What is involved?
Secondary maths teachers whose schools want to introduce and embed teaching for mastery can nominate two teachers (Mastery Advocates) to join a Work Group. You will be part of a locally-based group of teachers who meet regularly to develop professional knowledge and expertise, as well as receiving bespoke support.
In a Teaching for Mastery Work Group you will:
- collaborate with colleagues from other local schools to share best practice
- get individual school support and guidance from a local leader of maths education (LLME)
- take away ideas to help your students become more confident mathematicians, ready to tackle GCSEs and A levels
- introduce and embed teaching for mastery in your classroom and department
The fully funded programme enables you and another teacher from your school to become ‘Mastery Advocates’. Initially you will be part of a Work Group for a year. You will also get in-school support from a Mastery Specialist. Beyond this, you will continue to work with your local Maths Hub and take part in a Work Group as you embed mastery across your department.
This opportunity is suitable for teachers with the commitment, experience and authority to lead developmental work across the department. It requires the support of your headteacher or a member of SLT.
What is the cost?
The Secondary Teaching for Mastery Development project is fully funded by the Maths Hubs Programme so is free to participating schools.
What will you learn?
Hear from teachers who have taken part in a Work Group:
Ben Bentley, Head of Maths of Yavneh College, said about our Development Mastery Workgroup:
“The Mastery Development group was a real eye opener for us. It made us understand the importance of the sequence of questioning and not just giving pupils a random selection of questions to complete that relates to examples done in class.
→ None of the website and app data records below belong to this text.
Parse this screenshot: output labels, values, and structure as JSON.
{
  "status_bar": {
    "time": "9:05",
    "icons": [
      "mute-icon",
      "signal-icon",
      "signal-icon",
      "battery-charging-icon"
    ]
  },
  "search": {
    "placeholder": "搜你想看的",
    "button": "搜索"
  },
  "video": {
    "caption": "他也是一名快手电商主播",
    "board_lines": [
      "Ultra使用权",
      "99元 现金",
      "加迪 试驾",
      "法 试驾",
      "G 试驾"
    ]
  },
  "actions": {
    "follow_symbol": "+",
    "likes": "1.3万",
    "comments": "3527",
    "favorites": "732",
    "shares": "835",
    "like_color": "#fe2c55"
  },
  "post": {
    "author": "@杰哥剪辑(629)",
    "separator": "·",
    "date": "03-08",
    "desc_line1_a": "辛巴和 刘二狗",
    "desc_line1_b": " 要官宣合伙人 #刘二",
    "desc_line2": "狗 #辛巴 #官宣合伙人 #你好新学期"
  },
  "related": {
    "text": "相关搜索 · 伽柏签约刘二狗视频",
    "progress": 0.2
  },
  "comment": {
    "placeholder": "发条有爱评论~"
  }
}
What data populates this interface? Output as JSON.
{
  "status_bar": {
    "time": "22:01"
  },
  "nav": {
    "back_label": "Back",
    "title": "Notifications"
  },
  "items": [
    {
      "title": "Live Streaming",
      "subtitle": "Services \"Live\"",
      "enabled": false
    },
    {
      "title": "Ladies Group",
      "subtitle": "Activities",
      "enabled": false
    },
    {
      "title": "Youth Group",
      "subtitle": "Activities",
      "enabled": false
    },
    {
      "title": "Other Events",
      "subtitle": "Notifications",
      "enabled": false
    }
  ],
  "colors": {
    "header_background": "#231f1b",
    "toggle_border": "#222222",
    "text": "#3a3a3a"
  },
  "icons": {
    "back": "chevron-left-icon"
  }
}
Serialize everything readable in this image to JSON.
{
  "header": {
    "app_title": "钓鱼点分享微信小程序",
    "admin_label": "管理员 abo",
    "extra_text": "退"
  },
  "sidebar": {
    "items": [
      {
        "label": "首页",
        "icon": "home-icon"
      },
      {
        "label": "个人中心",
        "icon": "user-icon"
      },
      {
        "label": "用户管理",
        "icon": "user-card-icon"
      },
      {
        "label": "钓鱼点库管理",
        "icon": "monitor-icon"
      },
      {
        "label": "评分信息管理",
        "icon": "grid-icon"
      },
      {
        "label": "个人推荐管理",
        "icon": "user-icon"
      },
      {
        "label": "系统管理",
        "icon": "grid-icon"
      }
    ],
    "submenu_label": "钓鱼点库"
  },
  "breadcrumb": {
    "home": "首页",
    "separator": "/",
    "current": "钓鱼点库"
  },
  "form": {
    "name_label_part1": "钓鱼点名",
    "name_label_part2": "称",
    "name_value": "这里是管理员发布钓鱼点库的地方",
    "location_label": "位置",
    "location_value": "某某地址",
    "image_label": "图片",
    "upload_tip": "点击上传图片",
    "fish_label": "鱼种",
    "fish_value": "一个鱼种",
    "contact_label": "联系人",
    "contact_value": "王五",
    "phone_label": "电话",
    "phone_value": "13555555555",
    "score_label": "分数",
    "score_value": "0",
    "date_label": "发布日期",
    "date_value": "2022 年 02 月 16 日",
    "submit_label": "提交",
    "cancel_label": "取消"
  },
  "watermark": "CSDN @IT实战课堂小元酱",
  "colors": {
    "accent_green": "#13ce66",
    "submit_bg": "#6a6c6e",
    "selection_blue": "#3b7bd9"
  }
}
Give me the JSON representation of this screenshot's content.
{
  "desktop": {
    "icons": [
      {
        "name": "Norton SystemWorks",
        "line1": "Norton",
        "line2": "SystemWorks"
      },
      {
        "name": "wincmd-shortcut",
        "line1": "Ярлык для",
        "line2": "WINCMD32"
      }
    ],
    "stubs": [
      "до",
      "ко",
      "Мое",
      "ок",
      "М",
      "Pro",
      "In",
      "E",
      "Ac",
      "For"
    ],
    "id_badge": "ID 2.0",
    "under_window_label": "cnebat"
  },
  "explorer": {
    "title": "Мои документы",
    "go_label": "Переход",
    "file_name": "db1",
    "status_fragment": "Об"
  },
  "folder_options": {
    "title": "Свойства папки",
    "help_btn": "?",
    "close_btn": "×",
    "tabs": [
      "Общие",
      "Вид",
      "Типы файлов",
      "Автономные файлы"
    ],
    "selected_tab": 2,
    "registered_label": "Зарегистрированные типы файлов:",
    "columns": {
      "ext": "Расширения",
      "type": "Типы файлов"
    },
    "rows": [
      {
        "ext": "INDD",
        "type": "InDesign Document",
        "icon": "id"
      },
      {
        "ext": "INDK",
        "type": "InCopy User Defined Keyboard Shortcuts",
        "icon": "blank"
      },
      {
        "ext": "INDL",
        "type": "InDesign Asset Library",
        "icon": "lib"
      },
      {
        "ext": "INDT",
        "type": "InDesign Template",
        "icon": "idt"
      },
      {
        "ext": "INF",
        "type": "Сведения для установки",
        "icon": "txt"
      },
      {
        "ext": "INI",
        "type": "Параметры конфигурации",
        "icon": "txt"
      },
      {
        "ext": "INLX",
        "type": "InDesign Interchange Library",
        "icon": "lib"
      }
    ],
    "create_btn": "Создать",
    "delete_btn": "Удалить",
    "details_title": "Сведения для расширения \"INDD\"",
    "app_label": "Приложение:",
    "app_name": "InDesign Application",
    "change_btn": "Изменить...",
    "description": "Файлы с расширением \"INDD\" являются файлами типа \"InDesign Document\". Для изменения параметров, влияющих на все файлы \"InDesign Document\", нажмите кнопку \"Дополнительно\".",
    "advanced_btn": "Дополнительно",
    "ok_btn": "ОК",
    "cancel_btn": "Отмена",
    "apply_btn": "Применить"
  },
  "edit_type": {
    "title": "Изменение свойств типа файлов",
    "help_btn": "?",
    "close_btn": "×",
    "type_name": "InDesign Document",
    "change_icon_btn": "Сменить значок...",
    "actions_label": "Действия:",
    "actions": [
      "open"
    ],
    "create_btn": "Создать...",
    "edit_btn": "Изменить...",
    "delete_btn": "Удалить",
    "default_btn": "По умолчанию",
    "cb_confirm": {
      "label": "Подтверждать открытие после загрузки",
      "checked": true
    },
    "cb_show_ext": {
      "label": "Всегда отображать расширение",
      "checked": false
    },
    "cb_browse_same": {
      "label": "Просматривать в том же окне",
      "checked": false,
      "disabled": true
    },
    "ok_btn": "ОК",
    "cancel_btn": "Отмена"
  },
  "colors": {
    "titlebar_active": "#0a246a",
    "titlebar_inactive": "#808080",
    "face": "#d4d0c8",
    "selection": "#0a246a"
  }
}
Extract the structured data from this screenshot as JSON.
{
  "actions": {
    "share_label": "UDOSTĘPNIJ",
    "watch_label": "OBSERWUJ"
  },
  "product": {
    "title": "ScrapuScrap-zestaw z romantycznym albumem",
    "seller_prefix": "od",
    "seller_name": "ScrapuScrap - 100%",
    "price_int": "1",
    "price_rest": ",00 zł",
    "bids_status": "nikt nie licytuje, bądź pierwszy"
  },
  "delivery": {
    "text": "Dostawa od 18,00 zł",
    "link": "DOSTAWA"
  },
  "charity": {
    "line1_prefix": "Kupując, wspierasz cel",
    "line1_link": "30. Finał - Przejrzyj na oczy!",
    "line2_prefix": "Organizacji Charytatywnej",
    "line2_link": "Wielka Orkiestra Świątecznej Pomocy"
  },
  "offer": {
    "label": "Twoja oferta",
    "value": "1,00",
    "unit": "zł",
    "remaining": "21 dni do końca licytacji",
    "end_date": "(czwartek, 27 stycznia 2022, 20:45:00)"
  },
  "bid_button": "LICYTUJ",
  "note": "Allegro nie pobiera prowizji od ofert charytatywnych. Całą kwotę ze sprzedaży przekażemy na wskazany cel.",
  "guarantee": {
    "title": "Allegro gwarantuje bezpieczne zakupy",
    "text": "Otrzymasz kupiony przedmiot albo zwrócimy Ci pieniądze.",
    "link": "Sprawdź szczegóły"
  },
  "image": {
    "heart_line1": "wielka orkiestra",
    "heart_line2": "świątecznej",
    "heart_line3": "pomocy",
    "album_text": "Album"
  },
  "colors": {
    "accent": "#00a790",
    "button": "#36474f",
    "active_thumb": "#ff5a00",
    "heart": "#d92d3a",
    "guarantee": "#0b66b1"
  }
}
It gave us much more clarity on how to challenge pupils with reasoning questions as well as how to represent maths. Our department rarely used manipulatives before the Mastery Development group but now use them on a more regular basis. We now have Departmental meetings every fortnight where we share different methods and representations of maths. We love using variation theory to create resources. Our year 8 cohort are the first year to learn in the Mastery Maths style and the use of mathematical language of our year 8 pupils is far superior to many of our KS4 pupils of similar ability. It is definitely a group that we would recommend.”
Donna Singleton, Head of Mathematics, Kings James Royston Academy, says about the mastery approach:
“Like many, I have always been an advocate of teaching using mastery methods in primary school. I came to teaching mastery a bit through the back door. I was reading about methods that I didn’t know were mastery-based. They made so much sense I decided to try them. The impact on learning was immediate and measurable. Students began to truly understand concepts, develop real number sense and understand how changing certain numbers would affect the answer. With nothing to lose, I began using mastery methods with both high and low attaining pupils. In both cases, deeper understanding was evident. Last year, one of my year 10 foundation students forgot the Pythagorean theorem during his end of year exam. He decided to tackle the problem using trigonometry instead.
I haven’t entirely changed the way I teach. I have only made small changes so that things I do all have more impact.
I have begun developing mastery in my team. They love it!.”